Medical and economic factors influencing generic drug use in the Japanese public health system: Influencing factors in different populations

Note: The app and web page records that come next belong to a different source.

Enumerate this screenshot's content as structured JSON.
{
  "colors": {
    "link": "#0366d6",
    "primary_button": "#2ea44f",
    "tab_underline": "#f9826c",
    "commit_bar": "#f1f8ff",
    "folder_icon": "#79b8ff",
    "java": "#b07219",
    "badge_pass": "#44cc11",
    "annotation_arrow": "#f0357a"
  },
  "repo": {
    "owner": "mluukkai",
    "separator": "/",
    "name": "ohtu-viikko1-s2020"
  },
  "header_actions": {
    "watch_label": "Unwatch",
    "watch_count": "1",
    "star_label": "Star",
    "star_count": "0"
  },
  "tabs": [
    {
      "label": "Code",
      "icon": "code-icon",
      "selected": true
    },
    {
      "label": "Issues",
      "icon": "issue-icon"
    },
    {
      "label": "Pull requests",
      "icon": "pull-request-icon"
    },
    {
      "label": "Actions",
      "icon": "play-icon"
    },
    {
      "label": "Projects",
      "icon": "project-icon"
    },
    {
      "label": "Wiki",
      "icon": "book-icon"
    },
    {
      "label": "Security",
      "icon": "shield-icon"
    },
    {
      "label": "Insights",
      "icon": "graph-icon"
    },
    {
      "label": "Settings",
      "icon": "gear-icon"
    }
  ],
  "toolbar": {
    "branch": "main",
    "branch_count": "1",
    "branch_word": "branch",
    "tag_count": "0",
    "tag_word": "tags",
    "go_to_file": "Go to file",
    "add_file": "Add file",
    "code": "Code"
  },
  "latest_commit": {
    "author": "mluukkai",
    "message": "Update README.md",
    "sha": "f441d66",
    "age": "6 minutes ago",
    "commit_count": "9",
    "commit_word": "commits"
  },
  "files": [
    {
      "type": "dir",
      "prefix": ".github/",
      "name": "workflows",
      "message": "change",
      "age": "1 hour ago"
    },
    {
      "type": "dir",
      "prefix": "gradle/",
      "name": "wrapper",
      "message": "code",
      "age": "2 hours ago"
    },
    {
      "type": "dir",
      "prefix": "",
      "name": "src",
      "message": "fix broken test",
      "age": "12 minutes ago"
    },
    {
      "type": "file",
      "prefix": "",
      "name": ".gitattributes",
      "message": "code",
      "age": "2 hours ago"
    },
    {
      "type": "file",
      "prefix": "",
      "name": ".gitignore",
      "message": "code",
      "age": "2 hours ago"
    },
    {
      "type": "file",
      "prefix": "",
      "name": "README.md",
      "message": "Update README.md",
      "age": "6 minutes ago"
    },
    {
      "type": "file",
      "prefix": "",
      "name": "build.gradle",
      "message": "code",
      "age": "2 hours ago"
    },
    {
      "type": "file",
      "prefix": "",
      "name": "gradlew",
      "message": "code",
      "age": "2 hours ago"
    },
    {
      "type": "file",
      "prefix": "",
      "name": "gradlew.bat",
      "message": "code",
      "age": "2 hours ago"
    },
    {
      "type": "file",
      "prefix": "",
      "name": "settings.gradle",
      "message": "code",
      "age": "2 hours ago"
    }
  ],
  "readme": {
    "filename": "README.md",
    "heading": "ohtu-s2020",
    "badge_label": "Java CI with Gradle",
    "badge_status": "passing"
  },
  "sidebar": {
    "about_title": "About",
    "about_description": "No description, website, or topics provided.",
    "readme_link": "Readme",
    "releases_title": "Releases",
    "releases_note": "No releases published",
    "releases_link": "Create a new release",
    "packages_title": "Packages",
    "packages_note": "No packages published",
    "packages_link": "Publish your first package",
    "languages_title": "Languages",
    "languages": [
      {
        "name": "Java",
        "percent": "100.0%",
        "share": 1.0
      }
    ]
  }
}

Factors influencing generic drug use must be considered when new drug policies are established and initiatives are implemented to promote generic drug use. This study was conducted to elucidate medical and economic factors that influence generic drug use in the Japanese public health system by evaluating the degree of generic drug use via a multivariate analysis. We conducted a retrospective study of medications administered to inpatients at Gifu Municipal Hospital (Japan) from November 1 to 14, 2014. Details of inpatients (age, sex, and type of medical insurance) and the drugs administered (prescribing institution, dispensing pharmacy, price, and class) were assessed. A total of 1409 drugs (original, 639; generic, 770) were analyzed. Multivariate analysis showed significant differences in out-of-pocket medical fees [odds ratio (OR), 0.595], drugs prescribed at Gifu Municipal Hospital (OR, 1.811), drugs prepared at a health insurance pharmacy (OR, 1.541), drugs containing the same active substances as in the generic drugs used at Gifu Municipal Hospital (OR, 3.712), and drugs costing ≥30 yen and containing the same active substance/having the same specifications (OR, 0.516). Drugs prescribed at a large key hospital in the community with high adoption rates of generic drugs, drugs containing the same active substances as the generic drugs adopted by the hospital, and drugs prepared at health insurance pharmacies contributed to a more frequent use of generic drugs. By contrast, out-of-pocket medical fees and being prescribed expensive drugs contributed to the less frequent use of generic drugs.